Gather all lines from the material that contain the word "your".

----------------------------------------

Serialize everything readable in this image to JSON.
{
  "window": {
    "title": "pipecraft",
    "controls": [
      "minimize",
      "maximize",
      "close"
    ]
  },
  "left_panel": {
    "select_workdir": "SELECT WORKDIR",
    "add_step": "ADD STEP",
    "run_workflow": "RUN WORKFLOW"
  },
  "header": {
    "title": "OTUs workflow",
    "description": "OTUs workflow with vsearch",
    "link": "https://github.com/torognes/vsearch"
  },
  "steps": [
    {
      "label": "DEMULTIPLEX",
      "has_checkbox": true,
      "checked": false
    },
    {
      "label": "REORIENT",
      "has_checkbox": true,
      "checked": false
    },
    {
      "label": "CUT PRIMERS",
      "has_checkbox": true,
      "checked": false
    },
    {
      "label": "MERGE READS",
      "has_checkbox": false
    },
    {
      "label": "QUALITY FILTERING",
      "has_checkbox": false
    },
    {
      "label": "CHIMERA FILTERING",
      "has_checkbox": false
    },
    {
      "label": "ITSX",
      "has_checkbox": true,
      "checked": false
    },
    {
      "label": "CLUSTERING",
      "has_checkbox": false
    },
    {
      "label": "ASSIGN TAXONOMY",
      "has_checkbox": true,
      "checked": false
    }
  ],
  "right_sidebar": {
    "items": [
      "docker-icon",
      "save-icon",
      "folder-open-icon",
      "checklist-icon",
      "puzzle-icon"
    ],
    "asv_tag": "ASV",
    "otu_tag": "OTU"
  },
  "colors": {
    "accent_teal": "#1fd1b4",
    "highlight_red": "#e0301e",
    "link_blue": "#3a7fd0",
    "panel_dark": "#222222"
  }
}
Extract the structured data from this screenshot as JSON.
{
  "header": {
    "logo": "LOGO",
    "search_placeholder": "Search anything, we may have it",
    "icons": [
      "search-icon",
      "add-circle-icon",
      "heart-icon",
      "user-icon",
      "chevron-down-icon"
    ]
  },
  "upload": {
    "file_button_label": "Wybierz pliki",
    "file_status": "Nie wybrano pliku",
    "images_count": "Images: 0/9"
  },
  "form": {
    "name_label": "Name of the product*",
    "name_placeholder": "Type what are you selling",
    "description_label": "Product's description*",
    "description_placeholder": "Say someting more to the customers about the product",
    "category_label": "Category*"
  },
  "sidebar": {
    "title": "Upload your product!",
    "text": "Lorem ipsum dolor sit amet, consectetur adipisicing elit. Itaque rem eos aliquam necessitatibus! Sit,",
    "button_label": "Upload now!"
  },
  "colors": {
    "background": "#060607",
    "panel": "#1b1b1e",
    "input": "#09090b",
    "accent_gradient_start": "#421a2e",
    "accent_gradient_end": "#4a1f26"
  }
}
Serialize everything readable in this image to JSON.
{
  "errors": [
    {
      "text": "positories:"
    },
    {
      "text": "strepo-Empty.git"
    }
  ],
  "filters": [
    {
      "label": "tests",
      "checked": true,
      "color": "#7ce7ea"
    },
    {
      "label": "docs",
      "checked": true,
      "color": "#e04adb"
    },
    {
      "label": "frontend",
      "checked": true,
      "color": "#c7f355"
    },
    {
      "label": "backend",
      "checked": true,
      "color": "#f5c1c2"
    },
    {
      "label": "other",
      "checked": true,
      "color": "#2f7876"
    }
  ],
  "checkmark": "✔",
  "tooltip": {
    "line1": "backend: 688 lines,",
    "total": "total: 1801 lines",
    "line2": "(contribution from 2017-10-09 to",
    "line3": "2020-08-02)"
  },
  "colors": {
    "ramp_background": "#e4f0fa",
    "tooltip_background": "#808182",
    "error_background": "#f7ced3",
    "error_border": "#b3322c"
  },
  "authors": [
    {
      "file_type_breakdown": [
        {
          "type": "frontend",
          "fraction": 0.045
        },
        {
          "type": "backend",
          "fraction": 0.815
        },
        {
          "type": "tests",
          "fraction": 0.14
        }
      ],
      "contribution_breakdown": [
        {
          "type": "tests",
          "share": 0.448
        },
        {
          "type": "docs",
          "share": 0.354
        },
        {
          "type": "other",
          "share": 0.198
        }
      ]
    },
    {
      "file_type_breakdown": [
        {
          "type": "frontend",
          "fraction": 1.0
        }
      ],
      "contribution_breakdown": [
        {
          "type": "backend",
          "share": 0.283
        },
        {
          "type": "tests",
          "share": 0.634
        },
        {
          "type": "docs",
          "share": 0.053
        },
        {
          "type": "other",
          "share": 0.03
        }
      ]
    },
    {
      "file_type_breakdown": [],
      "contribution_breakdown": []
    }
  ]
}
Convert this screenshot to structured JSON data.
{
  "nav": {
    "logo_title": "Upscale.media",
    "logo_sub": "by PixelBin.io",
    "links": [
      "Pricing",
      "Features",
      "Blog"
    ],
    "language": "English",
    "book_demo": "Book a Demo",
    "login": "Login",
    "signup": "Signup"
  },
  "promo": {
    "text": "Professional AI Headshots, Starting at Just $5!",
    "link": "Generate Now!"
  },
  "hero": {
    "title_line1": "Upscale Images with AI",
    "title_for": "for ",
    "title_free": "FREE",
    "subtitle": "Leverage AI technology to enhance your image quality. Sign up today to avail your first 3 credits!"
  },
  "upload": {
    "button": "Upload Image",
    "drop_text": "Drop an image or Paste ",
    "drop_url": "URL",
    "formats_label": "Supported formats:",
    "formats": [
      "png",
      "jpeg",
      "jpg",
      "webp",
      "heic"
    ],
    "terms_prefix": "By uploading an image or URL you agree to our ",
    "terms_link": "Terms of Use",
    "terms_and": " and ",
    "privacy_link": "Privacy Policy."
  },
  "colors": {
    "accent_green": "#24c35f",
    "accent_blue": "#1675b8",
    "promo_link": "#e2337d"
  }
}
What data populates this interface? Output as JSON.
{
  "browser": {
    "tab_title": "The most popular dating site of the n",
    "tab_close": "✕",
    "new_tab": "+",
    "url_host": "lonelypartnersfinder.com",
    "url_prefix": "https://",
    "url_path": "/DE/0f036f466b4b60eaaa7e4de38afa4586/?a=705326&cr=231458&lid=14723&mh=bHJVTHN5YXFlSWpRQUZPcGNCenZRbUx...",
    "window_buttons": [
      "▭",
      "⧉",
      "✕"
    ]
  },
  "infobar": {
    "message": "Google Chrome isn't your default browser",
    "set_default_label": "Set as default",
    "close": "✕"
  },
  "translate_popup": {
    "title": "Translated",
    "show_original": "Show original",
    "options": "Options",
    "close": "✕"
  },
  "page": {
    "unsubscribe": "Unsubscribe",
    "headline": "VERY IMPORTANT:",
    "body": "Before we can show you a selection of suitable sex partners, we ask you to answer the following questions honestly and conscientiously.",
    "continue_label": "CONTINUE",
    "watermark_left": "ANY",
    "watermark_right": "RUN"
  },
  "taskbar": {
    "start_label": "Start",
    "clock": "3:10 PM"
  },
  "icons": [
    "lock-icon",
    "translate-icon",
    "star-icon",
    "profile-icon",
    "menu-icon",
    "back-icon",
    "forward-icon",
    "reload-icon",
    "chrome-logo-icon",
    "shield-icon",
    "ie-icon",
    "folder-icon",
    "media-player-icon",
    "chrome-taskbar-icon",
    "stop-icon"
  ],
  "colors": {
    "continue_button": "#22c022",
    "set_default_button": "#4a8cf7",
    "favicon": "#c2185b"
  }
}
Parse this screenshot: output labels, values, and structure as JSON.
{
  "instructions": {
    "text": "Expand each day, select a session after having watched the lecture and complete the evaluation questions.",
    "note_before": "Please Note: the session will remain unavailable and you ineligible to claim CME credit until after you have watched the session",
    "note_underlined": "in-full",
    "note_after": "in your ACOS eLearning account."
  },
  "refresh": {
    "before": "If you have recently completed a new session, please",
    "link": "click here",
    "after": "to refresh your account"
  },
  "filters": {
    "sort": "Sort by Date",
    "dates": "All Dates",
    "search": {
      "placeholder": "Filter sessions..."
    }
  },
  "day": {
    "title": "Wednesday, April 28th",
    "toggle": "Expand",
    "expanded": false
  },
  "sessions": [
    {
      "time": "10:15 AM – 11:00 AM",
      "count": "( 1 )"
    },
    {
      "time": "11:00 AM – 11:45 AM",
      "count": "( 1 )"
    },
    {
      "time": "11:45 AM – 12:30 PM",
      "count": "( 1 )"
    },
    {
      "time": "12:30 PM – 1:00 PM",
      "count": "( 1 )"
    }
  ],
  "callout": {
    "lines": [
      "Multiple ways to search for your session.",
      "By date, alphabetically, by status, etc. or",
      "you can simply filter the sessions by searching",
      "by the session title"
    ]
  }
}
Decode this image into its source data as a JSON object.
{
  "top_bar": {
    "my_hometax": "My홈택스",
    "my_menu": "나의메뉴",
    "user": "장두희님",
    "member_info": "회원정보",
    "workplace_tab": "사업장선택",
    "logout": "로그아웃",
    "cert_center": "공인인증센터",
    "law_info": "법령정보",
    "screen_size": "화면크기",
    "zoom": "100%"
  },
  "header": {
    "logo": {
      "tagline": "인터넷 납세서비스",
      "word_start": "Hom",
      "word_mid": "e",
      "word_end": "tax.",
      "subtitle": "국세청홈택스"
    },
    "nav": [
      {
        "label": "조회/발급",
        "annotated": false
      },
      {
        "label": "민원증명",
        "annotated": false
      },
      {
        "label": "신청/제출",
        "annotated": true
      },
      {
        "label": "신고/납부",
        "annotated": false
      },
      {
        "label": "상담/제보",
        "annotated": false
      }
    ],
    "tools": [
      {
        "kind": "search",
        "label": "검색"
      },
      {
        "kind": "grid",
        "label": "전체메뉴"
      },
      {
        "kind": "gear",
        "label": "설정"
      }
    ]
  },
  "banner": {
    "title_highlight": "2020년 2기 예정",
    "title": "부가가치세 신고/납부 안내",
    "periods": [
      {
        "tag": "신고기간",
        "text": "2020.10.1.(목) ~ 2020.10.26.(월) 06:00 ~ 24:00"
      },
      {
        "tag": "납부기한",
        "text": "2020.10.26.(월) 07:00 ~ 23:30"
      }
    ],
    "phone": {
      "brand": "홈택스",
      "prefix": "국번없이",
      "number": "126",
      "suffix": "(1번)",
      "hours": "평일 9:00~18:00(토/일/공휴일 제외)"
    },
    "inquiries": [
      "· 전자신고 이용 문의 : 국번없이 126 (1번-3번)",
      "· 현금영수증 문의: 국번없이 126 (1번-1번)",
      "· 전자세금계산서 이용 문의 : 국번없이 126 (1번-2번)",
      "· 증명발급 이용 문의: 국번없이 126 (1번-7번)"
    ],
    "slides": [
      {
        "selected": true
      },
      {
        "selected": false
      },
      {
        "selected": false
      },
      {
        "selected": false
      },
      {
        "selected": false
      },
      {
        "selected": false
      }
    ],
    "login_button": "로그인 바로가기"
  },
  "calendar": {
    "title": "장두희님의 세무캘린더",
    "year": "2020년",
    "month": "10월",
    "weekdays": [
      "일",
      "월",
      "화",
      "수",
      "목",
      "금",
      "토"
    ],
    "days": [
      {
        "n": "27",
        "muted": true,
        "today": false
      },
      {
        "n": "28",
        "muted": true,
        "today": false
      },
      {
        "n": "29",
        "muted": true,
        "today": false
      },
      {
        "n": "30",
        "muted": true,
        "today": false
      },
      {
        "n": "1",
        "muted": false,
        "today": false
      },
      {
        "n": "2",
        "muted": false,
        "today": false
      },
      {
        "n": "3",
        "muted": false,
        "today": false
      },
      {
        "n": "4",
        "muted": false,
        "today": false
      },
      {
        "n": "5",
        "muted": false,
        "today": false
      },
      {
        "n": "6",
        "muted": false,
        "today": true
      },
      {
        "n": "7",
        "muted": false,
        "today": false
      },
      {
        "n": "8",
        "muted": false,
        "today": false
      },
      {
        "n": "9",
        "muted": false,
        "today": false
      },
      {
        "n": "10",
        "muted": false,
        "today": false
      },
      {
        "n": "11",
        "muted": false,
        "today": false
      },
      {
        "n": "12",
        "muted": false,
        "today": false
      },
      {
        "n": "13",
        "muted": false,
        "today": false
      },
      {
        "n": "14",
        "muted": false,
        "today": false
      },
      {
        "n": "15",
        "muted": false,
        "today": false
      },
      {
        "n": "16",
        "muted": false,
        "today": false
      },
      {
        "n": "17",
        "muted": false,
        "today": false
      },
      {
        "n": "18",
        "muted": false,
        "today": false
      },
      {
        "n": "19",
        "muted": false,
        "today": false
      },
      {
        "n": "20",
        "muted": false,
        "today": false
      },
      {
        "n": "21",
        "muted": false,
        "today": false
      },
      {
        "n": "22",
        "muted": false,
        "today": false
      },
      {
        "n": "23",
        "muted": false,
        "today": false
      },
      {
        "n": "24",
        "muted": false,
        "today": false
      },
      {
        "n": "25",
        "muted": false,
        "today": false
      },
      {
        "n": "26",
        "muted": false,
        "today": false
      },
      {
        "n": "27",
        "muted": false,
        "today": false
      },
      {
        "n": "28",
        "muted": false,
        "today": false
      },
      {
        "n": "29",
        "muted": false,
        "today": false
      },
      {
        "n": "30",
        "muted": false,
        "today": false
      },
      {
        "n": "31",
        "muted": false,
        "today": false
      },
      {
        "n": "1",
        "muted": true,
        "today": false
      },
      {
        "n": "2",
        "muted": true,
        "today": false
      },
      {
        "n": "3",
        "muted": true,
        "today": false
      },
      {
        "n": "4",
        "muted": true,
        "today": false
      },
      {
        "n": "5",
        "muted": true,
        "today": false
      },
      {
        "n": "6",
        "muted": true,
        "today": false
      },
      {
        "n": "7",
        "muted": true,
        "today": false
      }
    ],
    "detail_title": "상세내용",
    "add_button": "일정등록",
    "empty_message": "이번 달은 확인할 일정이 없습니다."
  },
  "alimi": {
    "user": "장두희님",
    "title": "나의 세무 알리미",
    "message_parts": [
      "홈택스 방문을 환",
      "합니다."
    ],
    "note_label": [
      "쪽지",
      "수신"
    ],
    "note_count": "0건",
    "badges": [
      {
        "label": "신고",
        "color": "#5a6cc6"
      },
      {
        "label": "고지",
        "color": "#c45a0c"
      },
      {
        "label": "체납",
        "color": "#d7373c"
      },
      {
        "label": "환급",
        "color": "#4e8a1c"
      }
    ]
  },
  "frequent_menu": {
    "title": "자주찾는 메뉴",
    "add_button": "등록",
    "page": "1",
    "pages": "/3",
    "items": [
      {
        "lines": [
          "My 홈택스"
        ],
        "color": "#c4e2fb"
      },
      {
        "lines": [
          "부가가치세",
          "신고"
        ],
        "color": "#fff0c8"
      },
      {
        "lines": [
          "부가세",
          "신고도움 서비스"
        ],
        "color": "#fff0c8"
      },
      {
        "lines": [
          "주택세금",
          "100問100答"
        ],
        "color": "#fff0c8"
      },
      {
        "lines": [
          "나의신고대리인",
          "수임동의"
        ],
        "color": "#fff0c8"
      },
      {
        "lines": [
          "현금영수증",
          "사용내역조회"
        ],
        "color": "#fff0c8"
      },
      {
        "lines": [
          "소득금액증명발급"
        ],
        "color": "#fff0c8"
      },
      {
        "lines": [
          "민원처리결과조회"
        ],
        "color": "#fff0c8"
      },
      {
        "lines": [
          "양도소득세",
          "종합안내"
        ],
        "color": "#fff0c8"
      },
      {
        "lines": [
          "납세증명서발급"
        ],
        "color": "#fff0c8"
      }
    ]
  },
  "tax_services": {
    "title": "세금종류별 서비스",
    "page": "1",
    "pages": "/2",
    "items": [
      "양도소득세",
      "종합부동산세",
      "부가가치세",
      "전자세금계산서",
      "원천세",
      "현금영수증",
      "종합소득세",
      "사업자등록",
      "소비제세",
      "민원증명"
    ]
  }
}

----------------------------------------

Solution:
    "title": "Upload your product!",
    "subtitle": "Leverage AI technology to enhance your image quality. Sign up today to avail your first 3 credits!"
    "message": "Google Chrome isn't your default browser",
    "note_after": "in your ACOS eLearning account."
    "after": "to refresh your account"
      "Multiple ways to search for your session.",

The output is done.